The prize of a VegTrug – a self-contained raised vegetable garden – was presented to SNAG members Thomas Jones (Year 11), William Payze (Year 8), Alice Older (Year 8), Nathan Codling (Year 8), Liam Hubbard (Year 8), Johnny Keeler (Year 7), Patrick Needham (Year 7), Emily Jessop (Year 8), and Jack Thomas (Year 7).
Thomas Jones, also deputy head boy at the school, said: 'I really enjoy the whole aspect of the gardening. The more organic it is and the more locally-grown it is, the more healthy it is going to be, and it is better for air miles and the environment.

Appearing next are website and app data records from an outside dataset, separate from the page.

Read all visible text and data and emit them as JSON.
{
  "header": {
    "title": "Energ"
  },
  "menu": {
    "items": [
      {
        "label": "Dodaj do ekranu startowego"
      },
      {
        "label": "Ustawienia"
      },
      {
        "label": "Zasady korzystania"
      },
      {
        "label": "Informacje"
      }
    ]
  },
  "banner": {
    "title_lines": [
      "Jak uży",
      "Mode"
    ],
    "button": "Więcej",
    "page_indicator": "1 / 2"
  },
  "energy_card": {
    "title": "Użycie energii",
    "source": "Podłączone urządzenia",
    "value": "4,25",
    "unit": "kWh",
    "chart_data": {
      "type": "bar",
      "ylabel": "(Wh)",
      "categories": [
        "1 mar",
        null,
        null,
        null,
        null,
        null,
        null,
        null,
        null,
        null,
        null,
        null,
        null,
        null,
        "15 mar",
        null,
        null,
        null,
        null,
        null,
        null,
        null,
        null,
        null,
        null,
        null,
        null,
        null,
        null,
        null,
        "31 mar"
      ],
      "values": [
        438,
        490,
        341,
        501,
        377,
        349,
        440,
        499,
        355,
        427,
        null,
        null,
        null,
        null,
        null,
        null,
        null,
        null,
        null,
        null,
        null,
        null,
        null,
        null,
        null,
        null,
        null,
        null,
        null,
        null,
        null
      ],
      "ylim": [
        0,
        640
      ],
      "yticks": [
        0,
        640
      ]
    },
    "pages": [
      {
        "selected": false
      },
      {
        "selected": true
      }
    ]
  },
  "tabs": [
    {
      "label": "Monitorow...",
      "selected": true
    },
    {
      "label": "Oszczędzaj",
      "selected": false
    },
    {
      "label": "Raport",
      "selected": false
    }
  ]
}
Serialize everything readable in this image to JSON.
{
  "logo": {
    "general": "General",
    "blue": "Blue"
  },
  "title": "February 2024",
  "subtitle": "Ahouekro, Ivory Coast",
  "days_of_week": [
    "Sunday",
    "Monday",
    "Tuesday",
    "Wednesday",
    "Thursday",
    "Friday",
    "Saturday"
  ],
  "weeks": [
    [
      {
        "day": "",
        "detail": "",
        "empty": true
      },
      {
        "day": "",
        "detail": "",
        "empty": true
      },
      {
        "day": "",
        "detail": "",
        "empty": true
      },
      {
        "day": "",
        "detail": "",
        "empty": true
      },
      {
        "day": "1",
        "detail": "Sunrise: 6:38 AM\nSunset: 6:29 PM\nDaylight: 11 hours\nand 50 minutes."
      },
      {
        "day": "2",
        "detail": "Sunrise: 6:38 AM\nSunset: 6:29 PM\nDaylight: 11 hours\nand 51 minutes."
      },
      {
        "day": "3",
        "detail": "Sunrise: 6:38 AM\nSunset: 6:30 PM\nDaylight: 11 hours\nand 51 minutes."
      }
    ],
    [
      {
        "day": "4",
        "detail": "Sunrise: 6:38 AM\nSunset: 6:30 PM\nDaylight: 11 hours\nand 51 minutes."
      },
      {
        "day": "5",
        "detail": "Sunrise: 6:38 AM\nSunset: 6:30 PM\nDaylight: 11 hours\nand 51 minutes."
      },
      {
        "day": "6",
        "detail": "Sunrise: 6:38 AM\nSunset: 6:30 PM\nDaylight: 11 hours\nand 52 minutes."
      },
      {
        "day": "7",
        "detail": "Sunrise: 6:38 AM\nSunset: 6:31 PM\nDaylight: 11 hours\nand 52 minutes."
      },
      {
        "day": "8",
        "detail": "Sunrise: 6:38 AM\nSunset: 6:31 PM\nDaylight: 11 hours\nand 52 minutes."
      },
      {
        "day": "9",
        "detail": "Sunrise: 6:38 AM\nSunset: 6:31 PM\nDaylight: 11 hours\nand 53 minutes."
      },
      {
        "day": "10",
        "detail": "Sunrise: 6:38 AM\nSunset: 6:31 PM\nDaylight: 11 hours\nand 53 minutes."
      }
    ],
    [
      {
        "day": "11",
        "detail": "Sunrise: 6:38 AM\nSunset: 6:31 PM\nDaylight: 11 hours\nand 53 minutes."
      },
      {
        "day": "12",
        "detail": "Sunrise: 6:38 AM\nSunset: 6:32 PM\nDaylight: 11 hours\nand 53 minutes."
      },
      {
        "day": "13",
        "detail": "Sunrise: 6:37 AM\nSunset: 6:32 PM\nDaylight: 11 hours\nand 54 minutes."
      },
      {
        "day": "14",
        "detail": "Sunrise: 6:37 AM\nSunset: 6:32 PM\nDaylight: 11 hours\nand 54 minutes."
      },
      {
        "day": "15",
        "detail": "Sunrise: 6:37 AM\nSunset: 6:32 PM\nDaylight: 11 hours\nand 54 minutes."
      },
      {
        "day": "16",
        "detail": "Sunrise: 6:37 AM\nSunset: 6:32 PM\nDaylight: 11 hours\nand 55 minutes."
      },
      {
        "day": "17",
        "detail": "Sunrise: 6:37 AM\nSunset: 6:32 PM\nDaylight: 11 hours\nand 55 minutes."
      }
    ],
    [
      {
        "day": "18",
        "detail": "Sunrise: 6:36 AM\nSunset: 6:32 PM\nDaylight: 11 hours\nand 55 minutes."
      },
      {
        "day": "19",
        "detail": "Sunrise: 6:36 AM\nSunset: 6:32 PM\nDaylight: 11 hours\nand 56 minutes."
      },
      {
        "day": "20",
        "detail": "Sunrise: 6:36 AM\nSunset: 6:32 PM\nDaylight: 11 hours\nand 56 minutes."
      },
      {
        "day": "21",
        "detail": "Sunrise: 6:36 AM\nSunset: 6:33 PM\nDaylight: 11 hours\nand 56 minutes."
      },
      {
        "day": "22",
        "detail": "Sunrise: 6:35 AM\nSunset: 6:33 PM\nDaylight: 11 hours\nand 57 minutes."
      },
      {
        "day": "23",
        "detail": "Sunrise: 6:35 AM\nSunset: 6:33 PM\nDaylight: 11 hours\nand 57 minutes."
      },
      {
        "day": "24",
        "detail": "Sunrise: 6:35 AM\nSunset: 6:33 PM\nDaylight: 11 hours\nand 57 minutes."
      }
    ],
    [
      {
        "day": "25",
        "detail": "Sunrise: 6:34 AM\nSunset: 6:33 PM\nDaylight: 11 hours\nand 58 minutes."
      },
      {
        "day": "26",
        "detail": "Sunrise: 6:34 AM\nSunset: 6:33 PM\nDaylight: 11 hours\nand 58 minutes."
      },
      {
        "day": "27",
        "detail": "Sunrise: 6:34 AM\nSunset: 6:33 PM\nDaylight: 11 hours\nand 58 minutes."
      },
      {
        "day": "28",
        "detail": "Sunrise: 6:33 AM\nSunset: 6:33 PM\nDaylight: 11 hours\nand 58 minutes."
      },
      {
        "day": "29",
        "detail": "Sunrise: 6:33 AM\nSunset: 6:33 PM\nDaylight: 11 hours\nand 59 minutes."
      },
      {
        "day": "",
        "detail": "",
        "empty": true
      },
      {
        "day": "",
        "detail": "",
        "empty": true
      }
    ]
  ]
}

That is why it interests me.'
After presenting the prize, Joe Denham, director of VegTrug, said: 'The achievement which the school has made with the Food For Life programme has been phenomenal.
'It is such an important thing, with benefits that are not immediate qualifications – but they are life skills. It teaches them so much.
'It is very easy to achieve these things in a primary school, but in a secondary school it is very difficult because there are no qualifications in horticulture. This is one of only two schools to win this prize, and the other is a primary school.'
The students' blog described the roast dinner day: 'Chef Graeme and his wonderful team worked tirelessly to produce and serve 500 lunches to guests, staff and pupils. All the food was made from fresh, local and mainly organic produce and diners had the choice of turkey, chicken, pork, beef or a vegetarian option with huge Yorkshire puddings and all the trimmings. Healthy desserts of fruit crumble ensured everyone was happy and full.'